● Aim of the task
A single number is expected: the count of lines below where the word "name" occurs.

● Data
========
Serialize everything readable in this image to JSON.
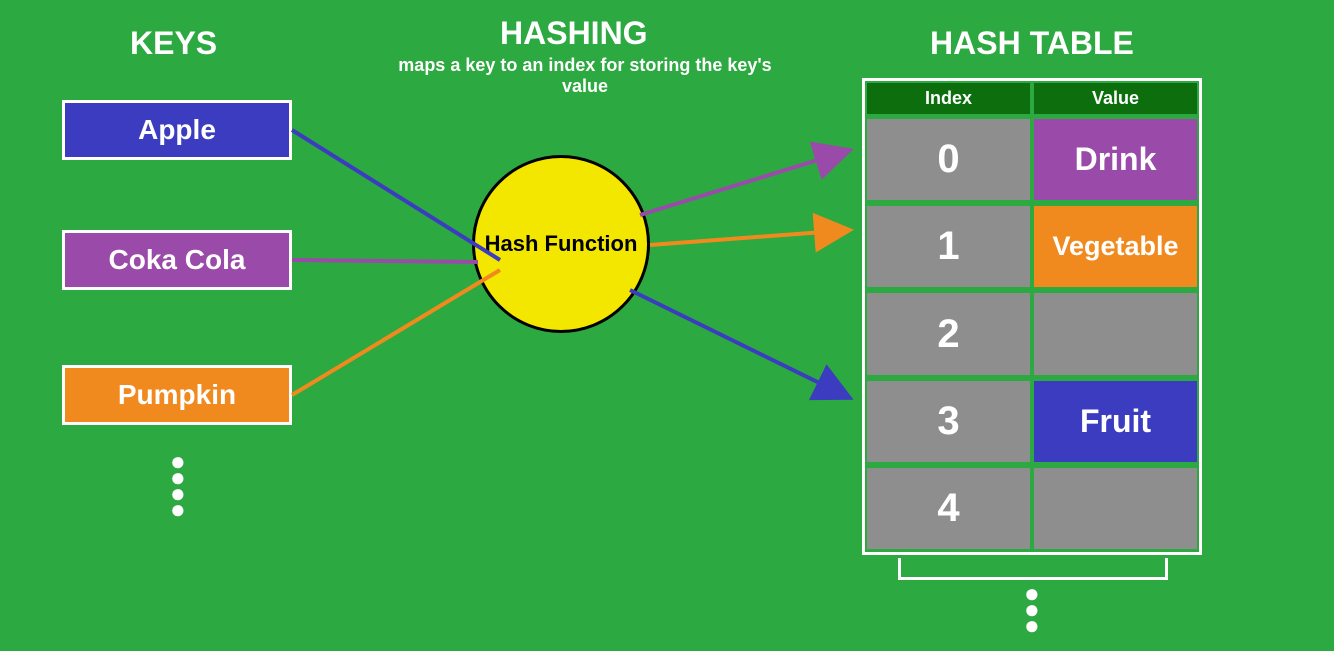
{
  "headings": {
    "keys": "KEYS",
    "hashing": "HASHING",
    "hashing_sub": "maps a key to an index for storing the key's value",
    "hash_table": "HASH TABLE"
  },
  "keys": [
    {
      "label": "Apple",
      "bg": "#3c3cc0"
    },
    {
      "label": "Coka Cola",
      "bg": "#9a4aa8"
    },
    {
      "label": "Pumpkin",
      "bg": "#f08a1e"
    }
  ],
  "hash_function_label": "Hash Function",
  "table": {
    "headers": {
      "index": "Index",
      "value": "Value"
    },
    "rows": [
      {
        "index": "0",
        "value": "Drink",
        "value_bg": "#9a4aa8"
      },
      {
        "index": "1",
        "value": "Vegetable",
        "value_bg": "#f08a1e"
      },
      {
        "index": "2",
        "value": "",
        "value_bg": ""
      },
      {
        "index": "3",
        "value": "Fruit",
        "value_bg": "#3c3cc0"
      },
      {
        "index": "4",
        "value": "",
        "value_bg": ""
      }
    ]
  },
  "mappings": [
    {
      "key": "Apple",
      "index": 3,
      "value": "Fruit"
    },
    {
      "key": "Coka Cola",
      "index": 0,
      "value": "Drink"
    },
    {
      "key": "Pumpkin",
      "index": 1,
      "value": "Vegetable"
    }
  ],
  "colors": {
    "bg": "#2ca940",
    "blue": "#3c3cc0",
    "purple": "#9a4aa8",
    "orange": "#f08a1e",
    "yellow": "#f3e700",
    "grey": "#8e8e8e",
    "dgreen": "#0d6e0d"
  }
}
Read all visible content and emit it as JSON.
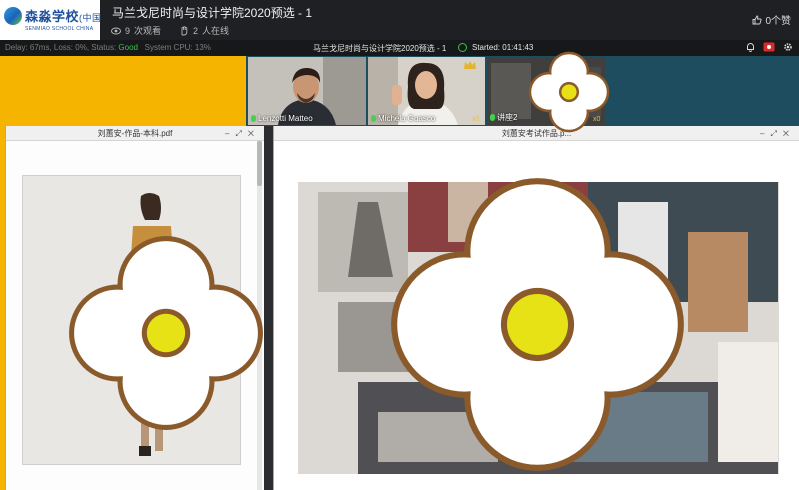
{
  "header": {
    "logo_title": "森淼学校",
    "logo_country": "(中国",
    "logo_sub": "SENMIAO SCHOOL CHINA",
    "live_title": "马兰戈尼时尚与设计学院2020预选 - 1",
    "views_count": "9",
    "views_label": "次观看",
    "online_count": "2",
    "online_label": "人在线",
    "likes_label": "0个赞"
  },
  "status_bar": {
    "stats_prefix": "Delay: 67ms, Loss: 0%, Status: ",
    "status_value": "Good",
    "cpu_text": "System CPU: 13%",
    "room_title": "马兰戈尼时尚与设计学院2020预选 - 1",
    "started_text": "Started: 01:41:43"
  },
  "participants": [
    {
      "name": "Lenzotti Matteo"
    },
    {
      "name": "Michela Guasco",
      "badge": "x0"
    },
    {
      "name": "讲座2",
      "badge": "x0"
    }
  ],
  "windows": {
    "pdf_title": "刘蕙安-作品-本科.pdf",
    "exam_title": "刘蕙安考试作品.p..."
  },
  "colors": {
    "accent_yellow": "#f5b400",
    "strip_teal": "#1e4d60",
    "good_green": "#3fbf50",
    "flower_fill": "#ffffff",
    "flower_outline": "#8b5a2b",
    "flower_center": "#e7e215"
  }
}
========
● Completed task
3